Held in the summer of 2017, the Matadero Parkineo also speaks of a prosperous – and more or less legal – party atmosphere that is currently experiencing a boom in Madrid, led by some of these musicians. Furthermore, the event coincides with a tendency to define the party in the framework of artistic devices we have been witnessing over recent years. After the pedagogical turn, relational art seems to be evolving towards the celebratory and understanding the party as a social catalyst, as performance and as a form of stage art. In Madrid’s artistic framework, this line of thinking is echoed in creators such as Irene de Andrés, and her work on abandoned discos in Ibiza (Festival Club. Where Nothing Happens, 2011-16), Ana Esteve, with her videos of ravers (Después de Nunca Jamás, 2014) and of policemen grinding (Encierro, 2010), and Raisa Maudit, with performances like Twerking para la revolución (2015).

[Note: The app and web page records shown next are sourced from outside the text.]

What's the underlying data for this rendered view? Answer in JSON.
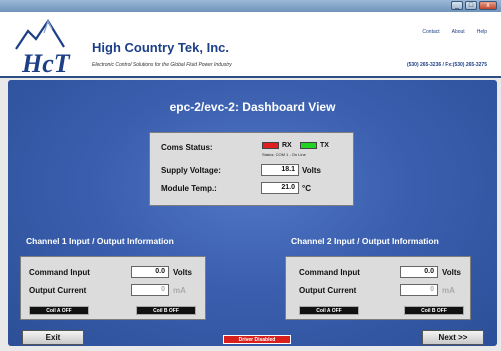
{
  "window": {
    "min": "_",
    "max": "□",
    "close": "x"
  },
  "header": {
    "logo_text": "HCT",
    "brand": "High Country Tek, Inc.",
    "tagline": "Electronic Control Solutions for the Global Fluid Power Industry",
    "links": [
      "Contact",
      "About",
      "Help"
    ],
    "phone": "(530) 265-3236 / Fx:(530) 265-3275"
  },
  "view_title": "epc-2/evc-2: Dashboard View",
  "status": {
    "coms_label": "Coms Status:",
    "rx_label": "RX",
    "tx_label": "TX",
    "rx_color": "#e02020",
    "tx_color": "#22d422",
    "status_line": "Status: COM 1 - On Line",
    "supply_label": "Supply Voltage:",
    "supply_value": "18.1",
    "supply_unit": "Volts",
    "temp_label": "Module Temp.:",
    "temp_value": "21.0",
    "temp_unit": "°C"
  },
  "channel1": {
    "title": "Channel 1 Input / Output Information",
    "command_label": "Command Input",
    "command_value": "0.0",
    "command_unit": "Volts",
    "current_label": "Output Current",
    "current_value": "0",
    "current_unit": "mA",
    "coil_a": "Coil A OFF",
    "coil_b": "Coil B OFF"
  },
  "channel2": {
    "title": "Channel 2 Input / Output Information",
    "command_label": "Command Input",
    "command_value": "0.0",
    "command_unit": "Volts",
    "current_label": "Output Current",
    "current_value": "0",
    "current_unit": "mA",
    "coil_a": "Coil A OFF",
    "coil_b": "Coil B OFF"
  },
  "footer": {
    "exit_label": "Exit",
    "driver_label": "Driver Disabled",
    "next_label": "Next >>"
  }
}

The latter work has a meaningful title. In the field of the arts, partying has become a symbol of potentially political body liberation. In his influential book Rabelais and the Carnivalesque, Russian philosopher Mikhail Bakhtin theorised broadly on its revolutionary potential, associating the carnival with the constitution of a collectivity that would promote free and equal contact between people usually separated by the hierarchies of property, profession, age and social class. In such contexts, individuality would be forgotten, dissolved in the group, and there would be a return to physical functions as the body takes centre stage.
Through the party and its symbolic potential, Parkineo 17 had summoned the aesthetic and devices of the party, transforming them into an installation and taking them to the art centre. The gesture reflects the fascination with rave culture that art has now restored. Artists fantasise, influence one another and participate in these subcultures, which are simultaneously being defended by the music industry and by cultural institutions. The project seems to contain an attempt to acknowledge: ‘Look at the people, look at their parties —that’s where art is.’

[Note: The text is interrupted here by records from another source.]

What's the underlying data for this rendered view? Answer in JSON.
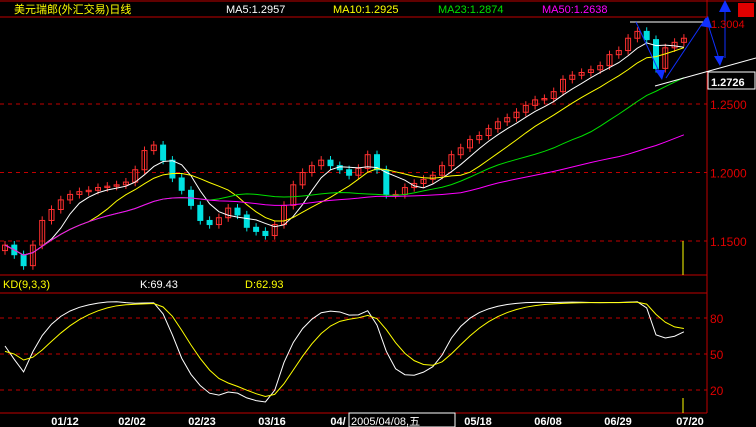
{
  "header": {
    "title": "美元瑞郎(外汇交易)日线",
    "ma5": "MA5:1.2957",
    "ma10": "MA10:1.2925",
    "ma23": "MA23:1.2874",
    "ma50": "MA50:1.2638"
  },
  "kd_header": {
    "title": "KD(9,3,3)",
    "k": "K:69.43",
    "d": "D:62.93"
  },
  "price_labels": {
    "high": "1.3004",
    "current": "1.2726"
  },
  "cursor_date": "2005/04/08,五",
  "colors": {
    "up": "#ff3030",
    "down": "#00e0e0",
    "ma5": "#ffffff",
    "ma10": "#ffff00",
    "ma23": "#00e000",
    "ma50": "#ff00ff",
    "grid": "#c00000",
    "arrow": "#1030ff"
  },
  "chart_data": {
    "type": "candlestick",
    "title": "美元瑞郎(外汇交易)日线",
    "yticks": [
      "1.2500",
      "1.2000",
      "1.1500"
    ],
    "ytick_values": [
      1.25,
      1.2,
      1.15
    ],
    "ylim": [
      1.12,
      1.315
    ],
    "kd_yticks": [
      "80",
      "50",
      "20"
    ],
    "kd_ytick_values": [
      80,
      50,
      20
    ],
    "xticks": [
      "01/12",
      "02/02",
      "02/23",
      "03/16",
      "04/",
      "05/18",
      "06/08",
      "06/29",
      "07/20"
    ],
    "close": [
      1.147,
      1.14,
      1.132,
      1.147,
      1.165,
      1.173,
      1.18,
      1.184,
      1.186,
      1.187,
      1.189,
      1.19,
      1.191,
      1.193,
      1.202,
      1.216,
      1.22,
      1.209,
      1.196,
      1.187,
      1.176,
      1.165,
      1.162,
      1.167,
      1.174,
      1.169,
      1.16,
      1.157,
      1.154,
      1.162,
      1.176,
      1.191,
      1.2,
      1.205,
      1.209,
      1.205,
      1.202,
      1.198,
      1.203,
      1.213,
      1.202,
      1.184,
      1.184,
      1.189,
      1.192,
      1.195,
      1.198,
      1.205,
      1.213,
      1.218,
      1.224,
      1.227,
      1.232,
      1.237,
      1.24,
      1.244,
      1.249,
      1.253,
      1.254,
      1.259,
      1.268,
      1.271,
      1.273,
      1.275,
      1.278,
      1.286,
      1.289,
      1.298,
      1.303,
      1.297,
      1.276,
      1.291,
      1.295,
      1.298
    ],
    "ma_periods": [
      5,
      10,
      23,
      50
    ]
  }
}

However, Parkineo 17 ended early at Matadero, for the institutional context imposed its restricted opening hours. Once the square had closed, a few people who wished to carry on partying and had a portable sound system decided to dance under a bridge. Discovered by the police, they had to move to another spot by the River Manzanares, where they met a group of people, many of whom were from Bolivia. A group of youngsters was preparing for the celebration of the Madonna of Urkupiña the following day, and wearing bright costumes were rehearsing choreographies under the light of the lampposts. The same patrol car soon made an appearance, and with their grey threats emptied the area. That evening Madrid was full of policemen. The festivalisation of public space was of course illegal, and the visions of Parkineo and dance practices would become increasingly radicalised.

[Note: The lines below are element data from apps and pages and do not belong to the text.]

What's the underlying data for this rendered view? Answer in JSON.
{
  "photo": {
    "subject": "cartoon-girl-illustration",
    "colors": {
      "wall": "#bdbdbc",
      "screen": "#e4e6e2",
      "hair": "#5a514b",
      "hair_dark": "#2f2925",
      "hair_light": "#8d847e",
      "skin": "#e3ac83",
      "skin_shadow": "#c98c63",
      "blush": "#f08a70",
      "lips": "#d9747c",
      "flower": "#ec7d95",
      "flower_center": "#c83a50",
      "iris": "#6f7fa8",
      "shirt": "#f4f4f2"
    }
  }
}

"A desk is a dangerous place from which to watch the world" (John Le Carré)